It is an interesting aspect of this deal that the seller of the Amalgamated Cotton Preferences is the 'Westminster Bank, which took the shares in satisfaction of part of its debt from the company in the reconstruction scheme of 1937. Now that the company's fortunes have been so strikingly re-established the bank is naturally disposing of the greater part of its shareholding. The equity, practically worthless in 1937, now has a market value of over £1,200,000.

Phoenix Oil Affairs At long last the £1 Preference Shares of Phoenix Oil Products, which have been recommended in these notes from time to time, are coming into their own.
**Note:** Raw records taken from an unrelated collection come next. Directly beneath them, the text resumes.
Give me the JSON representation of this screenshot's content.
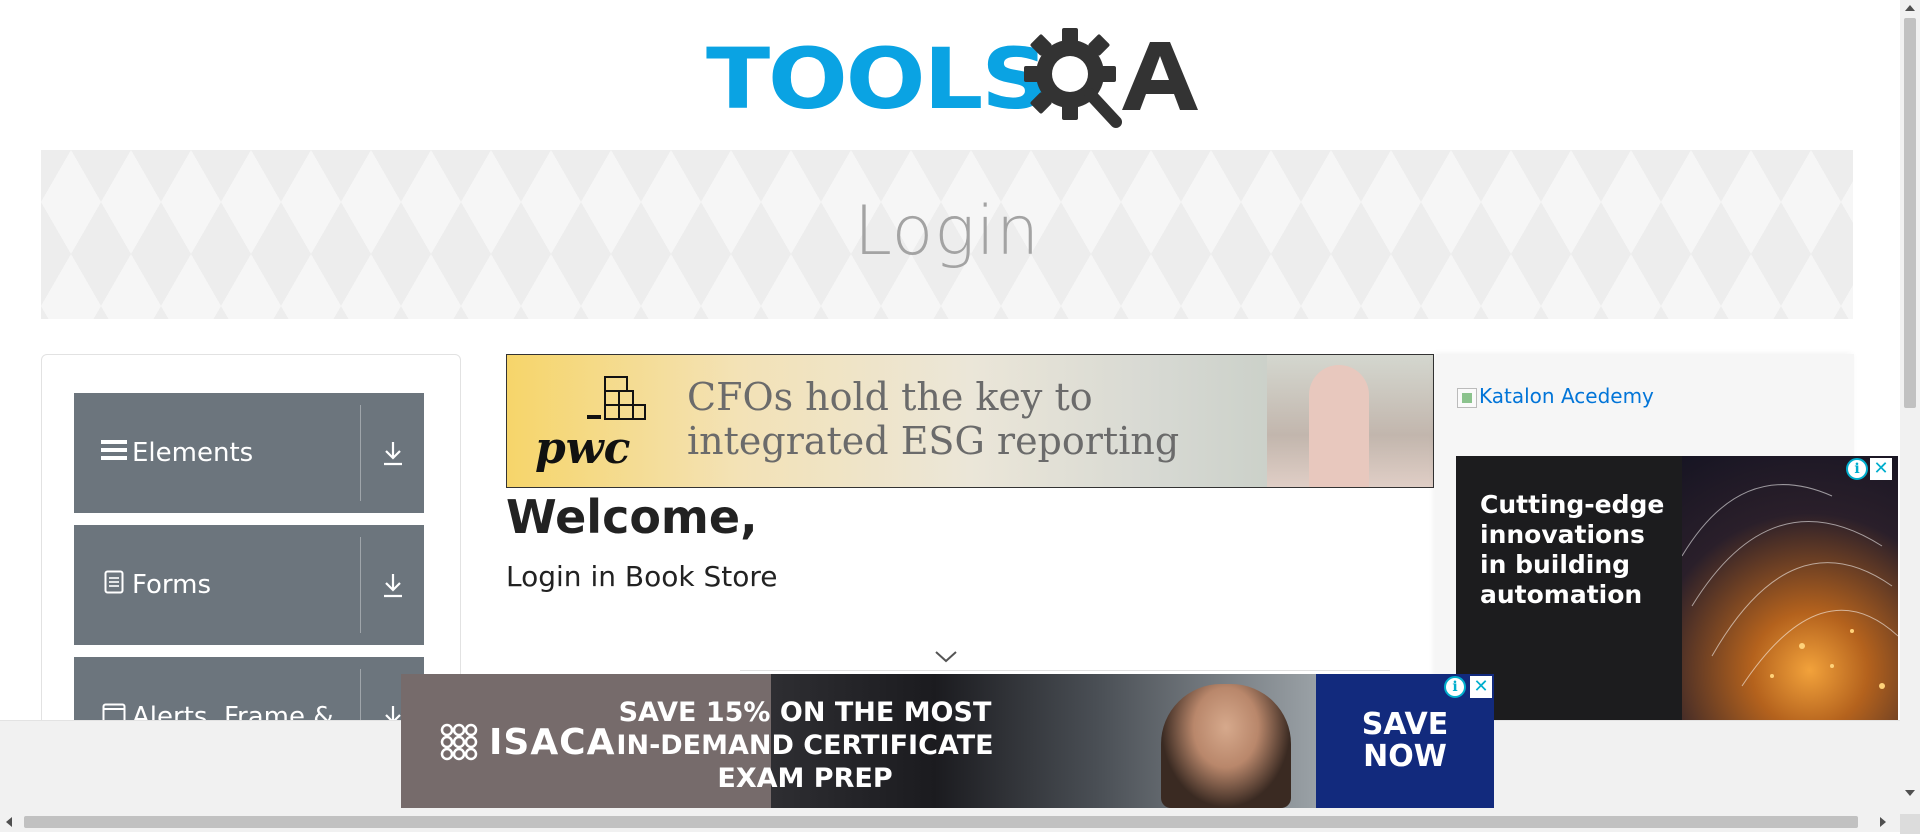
{
  "header": {
    "logo_text": "TOOLSQA"
  },
  "banner": {
    "title": "Login"
  },
  "sidebar": {
    "groups": [
      {
        "label": "Elements",
        "icon": "hamburger-icon"
      },
      {
        "label": "Forms",
        "icon": "document-icon"
      },
      {
        "label": "Alerts, Frame &",
        "icon": "window-icon"
      }
    ]
  },
  "ads": {
    "pwc": {
      "logo": "pwc",
      "line1": "CFOs hold the key to",
      "line2": "integrated ESG reporting"
    },
    "katalon": {
      "alt": "Katalon Acedemy"
    },
    "side": {
      "line1": "Cutting-edge",
      "line2": "innovations",
      "line3": "in building",
      "line4": "automation"
    },
    "isaca": {
      "logo": "ISACA",
      "line1": "SAVE 15% ON THE MOST",
      "line2": "IN-DEMAND CERTIFICATE",
      "line3": "EXAM PREP",
      "cta_line1": "SAVE",
      "cta_line2": "NOW"
    }
  },
  "main": {
    "welcome": "Welcome,",
    "subtitle": "Login in Book Store"
  },
  "colors": {
    "logo_blue": "#0aa3e3",
    "logo_dark": "#333333",
    "group_bg": "#6c757d",
    "link": "#0275d8",
    "isaca_cta": "#122a7d"
  }
}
Following the meeting on July 3rd, at which it was agreed that the company should be put into voluntary liquidation, the shares have moved up from around 7s. 6d. to 8s. 3d. In the light of the position disclosed at the meeting I think holders should resist the temptation to take a profit and await the capital repayment. The chairman made it plain that cash assets in hand were more than sufficient to cover the promised repayment of 7s. 6d. per share and that the only obstacle in the way of clearing up the company's tangled affairs was the settlement with the Inland Revenue authorities of income tax liability. Now that the company is in voluntary liquidation it seems reasonable to expect that the cash distribution, which may well be nearer 10s. Od. than 7s. 6d., will n9t be long delayed.
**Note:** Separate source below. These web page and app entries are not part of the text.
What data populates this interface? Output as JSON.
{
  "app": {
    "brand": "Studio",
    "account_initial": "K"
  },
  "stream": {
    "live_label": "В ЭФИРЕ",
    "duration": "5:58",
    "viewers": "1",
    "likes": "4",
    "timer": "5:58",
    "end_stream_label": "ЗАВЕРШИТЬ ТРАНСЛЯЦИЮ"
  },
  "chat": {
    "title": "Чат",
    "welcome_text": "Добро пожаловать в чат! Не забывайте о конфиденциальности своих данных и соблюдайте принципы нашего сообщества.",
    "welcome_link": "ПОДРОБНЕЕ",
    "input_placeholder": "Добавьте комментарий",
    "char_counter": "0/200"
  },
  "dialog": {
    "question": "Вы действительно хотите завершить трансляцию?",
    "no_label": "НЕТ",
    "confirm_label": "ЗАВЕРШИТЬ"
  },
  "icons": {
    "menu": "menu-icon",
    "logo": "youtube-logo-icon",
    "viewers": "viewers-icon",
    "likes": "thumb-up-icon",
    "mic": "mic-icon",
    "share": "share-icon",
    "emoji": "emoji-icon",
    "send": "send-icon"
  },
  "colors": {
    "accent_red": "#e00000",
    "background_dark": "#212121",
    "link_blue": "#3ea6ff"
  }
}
Silver Line Hopes Having consistently recommended a purchase of the £1 41 per cent. Preference shares of Silver Line I am not surprised that the board has now seen fit to advise holders, not only of the Preference but also the Ordinary shares, not to sell in view of " pending developments." What form these developments are likely to take can, at this stage, only be conjectured, but it seems to me a reasonable guess that the chairman has made solid progress in implementing the policy which he outlined a year ago of con- solidating the company's affairs on the basis of a smaller fleet. Prices for the sort of tonnage which Silver Line has been building have remained reasonably satisfactory, so that opportunities may well have arisen for disposing, on attractive terms, of any ships which might be surplus to the company's requirements. On the other hand, there have been reports that the company has purchased tanker tonnage, which finds ready employment on a good profit- earning basis. What I think shareholders may expect is the repayment of the Preference shares flanked by an indication. that good profits will be earned and a satisfactory dividend paid on the £1,250,000 of Ordinary capital.

The company's Articles provide that the Prefence shares are repayable at 21s. Od., but as the dividends are now two years in arrears, equivalent to about ls. Od. net, the total pay-off price will be approximately 22s. Od. If this assumption proves correct, the shares now quoted around 19s. 9d. are still good value for money, even allowing for the 3d. brokers' commission and the 5d. per share transfer duty. I advise holders to follow the board's recom- mendation not to sell. The position of the 10s. Ordinary shares, which have moved up sharply from 1 Is. to 13s. 3d., seems to me much more speculative, since it will obviously require good profits and a generous dividend to justify this price. A switch from the Ordinary shares into Preference seems to me to be the right course.